In the 1830's, the Whitewater Canal had been built, opening up the interior of Indiana to the possibility of shipping to Lawrenceburg and then on the Ohio River. Its usefulness was short lived. Spring floods washed out the banks over and over and eventually the Canal, and almost the State of Indiana, went bust.
In the 1850's, not one but two railroads were built through Dearborn County. One went from Lawrenceburg northwest through Guilford to Indianapolis, and the other came west from Cincinnati, through Aurora, and then through Milan and on to St. Louis.
In 1854, an enterprising resident of Moores Hill proposed that a real college be established in the town. He found ready backing and soon Moores Hill College was producing generations of ministers, teachers, doctors and other well-schooled professionals. It also produced some fiery supporters of women's suffrage, most notably Florence Burlingame Adkinson, an 1867 gradualte who edited magazines and was known through the United States for her spirited defense of the rights of women.
Moores Hill College was already suffering from financial problems when its main building burned to the ground in 1917. The institution never recovered, and the college was moved to Evansville, where it was renamed Evansville College, now the University of Evansville.
Dearborn County's young men marched off to battle in the Spanish-American War and again in World War I.
Industry was flourishing, and the distilleries offered well-paid jobs, until Prohibition took effect in 1920. Production came to a halt, and hundreds of men were without jobs. Not only did it affect those who worked in the distilleries, but also the coopers who supplied barrels and the farmers who sold their grain to the whiskey makers, even the railroads that transported the finished product.
Families who lived on farms told of relatives from town who managed to exist mainly because they could get free vegetables, eggs and meat from their country cousins.
It was with great relief that residents heard of the end of prohibition and the
silent distilleries re-opened for business. Because of this, Dearborn was
prosperous during the 1930's when much of the country was suffering under the

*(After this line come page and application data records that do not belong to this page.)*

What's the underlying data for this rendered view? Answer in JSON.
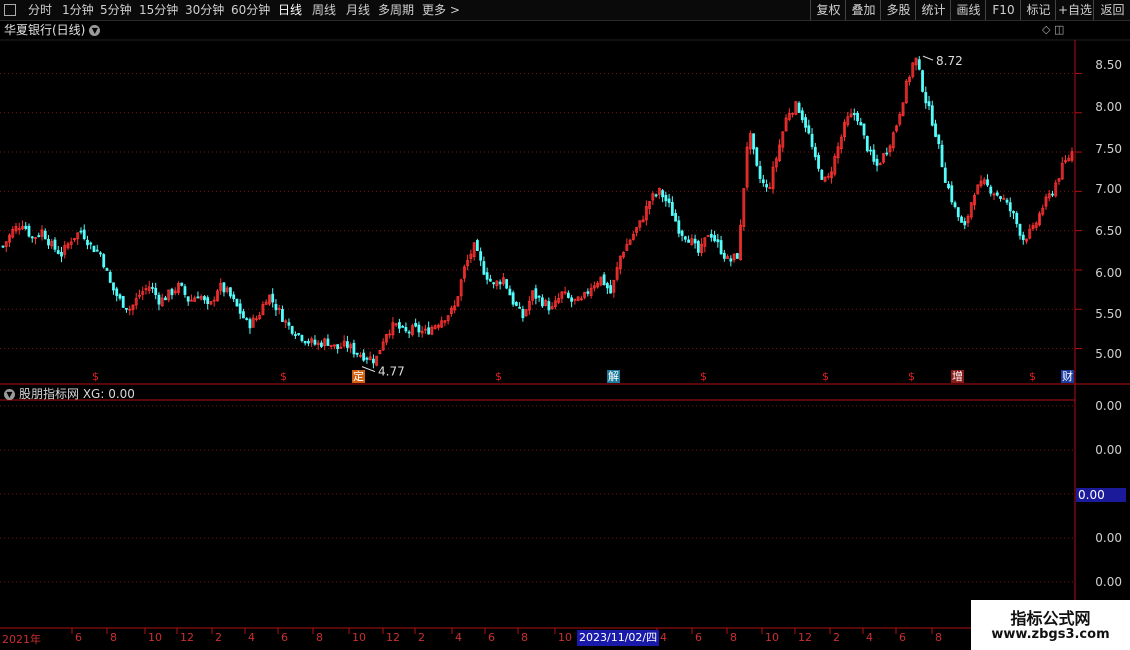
{
  "toolbar": {
    "periods": [
      "分时",
      "1分钟",
      "5分钟",
      "15分钟",
      "30分钟",
      "60分钟",
      "日线",
      "周线",
      "月线",
      "多周期",
      "更多 >"
    ],
    "active_period": "日线",
    "right_buttons": [
      "复权",
      "叠加",
      "多股",
      "统计",
      "画线",
      "F10",
      "标记",
      "+自选",
      "返回"
    ]
  },
  "chart_title": "华夏银行(日线)",
  "indicator_title": "股朋指标网 XG: 0.00",
  "price_axis": [
    "8.50",
    "8.00",
    "7.50",
    "7.00",
    "6.50",
    "6.00",
    "5.50",
    "5.00"
  ],
  "high_label": "8.72",
  "low_label": "4.77",
  "indicator_axis": [
    "0.00",
    "0.00",
    "0.00",
    "0.00",
    "0.00"
  ],
  "indicator_current": "0.00",
  "event_markers": [
    "$",
    "$",
    "定",
    "$",
    "解",
    "$",
    "$",
    "$",
    "增",
    "$",
    "财"
  ],
  "date_axis": [
    "2021年",
    "6",
    "8",
    "10",
    "12",
    "2",
    "4",
    "6",
    "8",
    "10",
    "12",
    "2",
    "4",
    "6",
    "8",
    "10",
    "2023/11/02/四",
    "4",
    "6",
    "8",
    "10",
    "12",
    "2",
    "4",
    "6",
    "8"
  ],
  "date_cursor": "2023/11/02/四",
  "watermark": {
    "line1": "指标公式网",
    "line2": "www.zbgs3.com"
  },
  "colors": {
    "up": "#ff3232",
    "down": "#54fcfc",
    "axis": "#b01010",
    "grid": "#7a1010"
  },
  "chart_data": {
    "type": "candlestick",
    "title": "华夏银行(日线)",
    "ylim": [
      4.6,
      8.9
    ],
    "high": 8.72,
    "low": 4.77,
    "close_path": [
      6.3,
      6.5,
      6.6,
      6.4,
      6.5,
      6.3,
      6.2,
      6.4,
      6.5,
      6.3,
      6.2,
      5.8,
      5.6,
      5.5,
      5.7,
      5.8,
      5.6,
      5.7,
      5.8,
      5.6,
      5.7,
      5.5,
      5.8,
      5.7,
      5.5,
      5.3,
      5.4,
      5.7,
      5.5,
      5.3,
      5.2,
      5.1,
      5.05,
      5.1,
      5.0,
      5.05,
      4.95,
      4.9,
      4.85,
      5.2,
      5.3,
      5.2,
      5.25,
      5.2,
      5.3,
      5.4,
      5.5,
      6.0,
      6.3,
      6.0,
      5.8,
      5.9,
      5.6,
      5.4,
      5.7,
      5.6,
      5.5,
      5.7,
      5.6,
      5.6,
      5.8,
      5.9,
      5.7,
      6.2,
      6.4,
      6.6,
      6.9,
      7.0,
      6.8,
      6.5,
      6.4,
      6.2,
      6.5,
      6.3,
      6.1,
      6.2,
      7.8,
      7.2,
      7.0,
      7.5,
      8.0,
      8.1,
      7.8,
      7.3,
      7.1,
      7.5,
      7.9,
      8.0,
      7.6,
      7.3,
      7.5,
      7.8,
      8.3,
      8.72,
      8.2,
      7.8,
      7.2,
      6.8,
      6.5,
      7.0,
      7.1,
      7.0,
      6.9,
      6.7,
      6.4,
      6.5,
      6.8,
      7.0,
      7.3,
      7.5
    ]
  }
}
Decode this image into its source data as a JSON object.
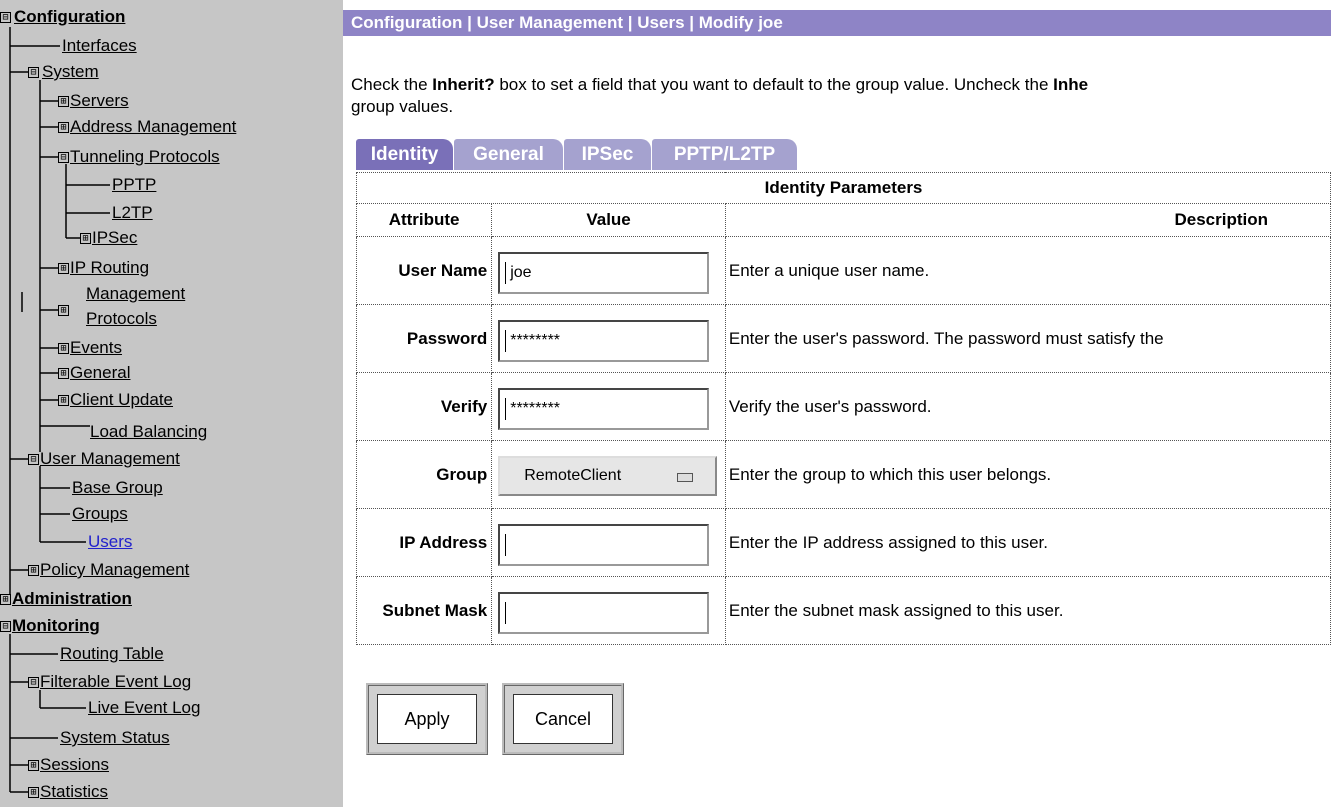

Great Depression, but ominous clouds were gathering over Europe and by 1940
young men from Dearborn were once again preparing for battle.
Aurora native Elmer Davis was named to head up the Office of War Information. He was a highly respected newscaster.
When the survivors came marching home again, they found a booming economy. New industries arrived, a new power plant was built, and Dearborn County finally got together to build a hospital in the 1950's.
War once again loomed on the horizon, as the United States became a "Police Action" in Korea.
A few years later, Dearborn County was once again called on to send her young men and women, this tome to Vietnam. Eleven of them died.
School reorganization eliminated forever the rivalries that once existed among the county's six high schools. When it was all over, there were only three: East Central, Lawrenceburg, and South Dearborn.
Prompted in part by the construction of I-74 and I-275, residents of Hamilton County, Ohio began discovering the beautiful hills of Dearborn and soon were moving here by the thousands, changing the political landscape and bringing about huge growth to the Sunman-Dearborn School District.
And in the 1990's after a hard fought battle at the polls, Argosy Casino located at Lawrenceburg, offering more than a thousand new jobs, and attracting new hotels and other businesses. Argosy also added millions of dollars to the city and county governments.
Today our young people are once again engaged in a fight for freedom, and Dearborn County is looking toward a bright future of growth combined with an appreciation and preservation of our 200-year-old historic heritage.